- AIM OF THE TASK -
Count how many lines in the data hold the word "周一危险了", and give that number alone.
= Beginning of Section =
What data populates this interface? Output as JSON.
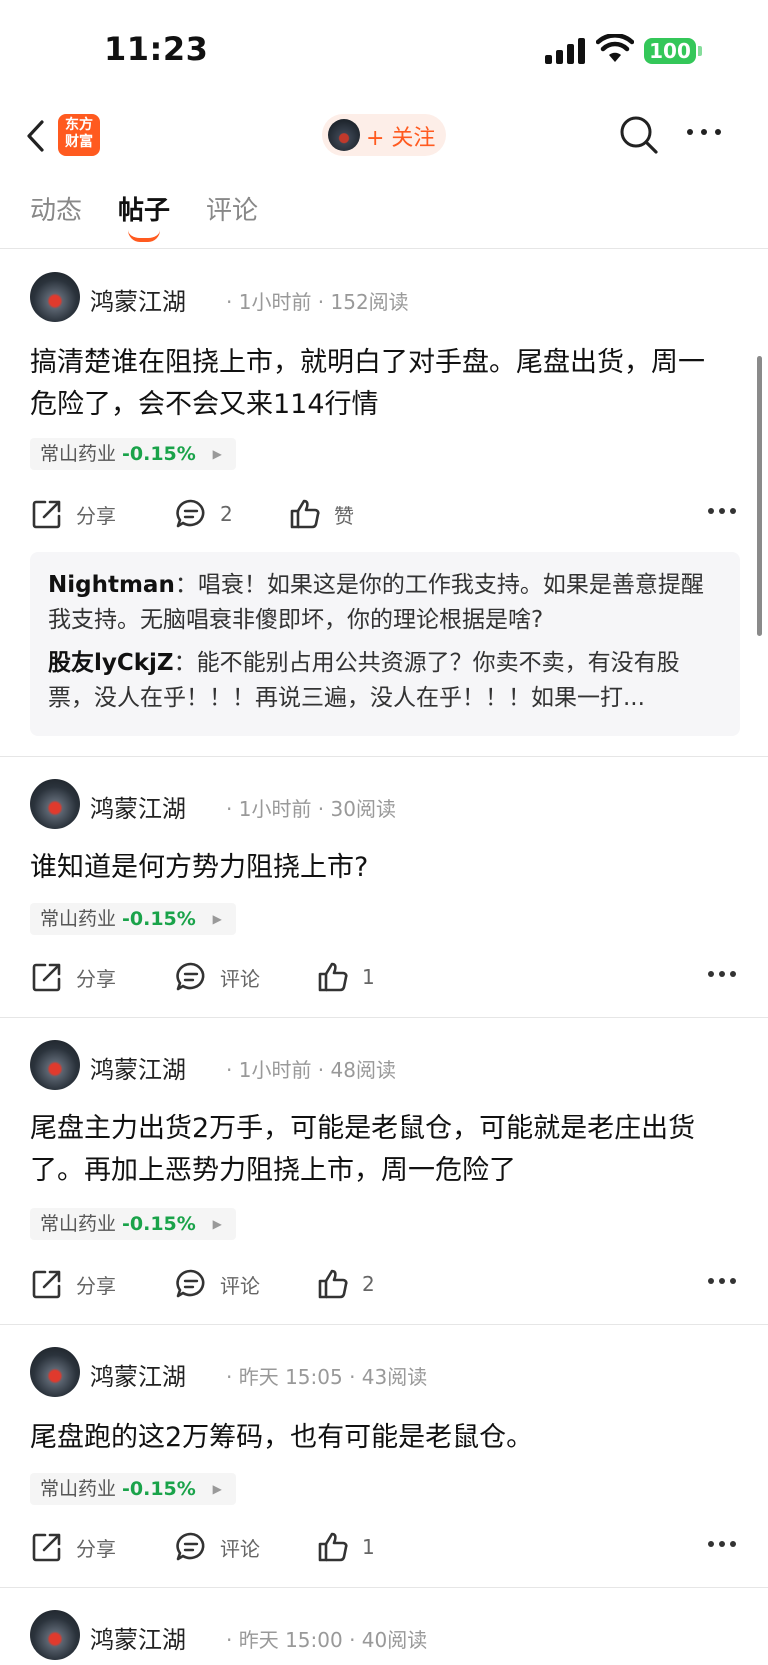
{
  "status_bar": {
    "time": "11:23",
    "battery": "100"
  },
  "nav": {
    "logo_line1": "东方",
    "logo_line2": "财富",
    "follow_label": "+ 关注"
  },
  "tabs": [
    {
      "label": "动态"
    },
    {
      "label": "帖子"
    },
    {
      "label": "评论"
    }
  ],
  "posts": [
    {
      "author": "鸿蒙江湖",
      "meta": "· 1小时前 · 152阅读",
      "body": "搞清楚谁在阻挠上市，就明白了对手盘。尾盘出货，周一危险了，会不会又来114行情",
      "stock": {
        "name": "常山药业",
        "change": "-0.15%"
      },
      "share_label": "分享",
      "comment_label": "2",
      "like_label": "赞",
      "comments": [
        {
          "name": "Nightman",
          "text": "：唱衰！如果这是你的工作我支持。如果是善意提醒我支持。无脑唱衰非傻即坏，你的理论根据是啥?"
        },
        {
          "name": "股友lyCkjZ",
          "text": "：能不能别占用公共资源了？你卖不卖，有没有股票，没人在乎！！！再说三遍，没人在乎！！！如果一打..."
        }
      ]
    },
    {
      "author": "鸿蒙江湖",
      "meta": "· 1小时前 · 30阅读",
      "body": "谁知道是何方势力阻挠上市?",
      "stock": {
        "name": "常山药业",
        "change": "-0.15%"
      },
      "share_label": "分享",
      "comment_label": "评论",
      "like_label": "1"
    },
    {
      "author": "鸿蒙江湖",
      "meta": "· 1小时前 · 48阅读",
      "body": "尾盘主力出货2万手，可能是老鼠仓，可能就是老庄出货了。再加上恶势力阻挠上市，周一危险了",
      "stock": {
        "name": "常山药业",
        "change": "-0.15%"
      },
      "share_label": "分享",
      "comment_label": "评论",
      "like_label": "2"
    },
    {
      "author": "鸿蒙江湖",
      "meta": "· 昨天 15:05 · 43阅读",
      "body": "尾盘跑的这2万筹码，也有可能是老鼠仓。",
      "stock": {
        "name": "常山药业",
        "change": "-0.15%"
      },
      "share_label": "分享",
      "comment_label": "评论",
      "like_label": "1"
    },
    {
      "author": "鸿蒙江湖",
      "meta": "· 昨天 15:00 · 40阅读"
    }
  ],
  "colors": {
    "accent": "#ff5a1f",
    "down_green": "#1aa34a"
  }
}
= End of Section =
- COMPLETED EXERCISE -
2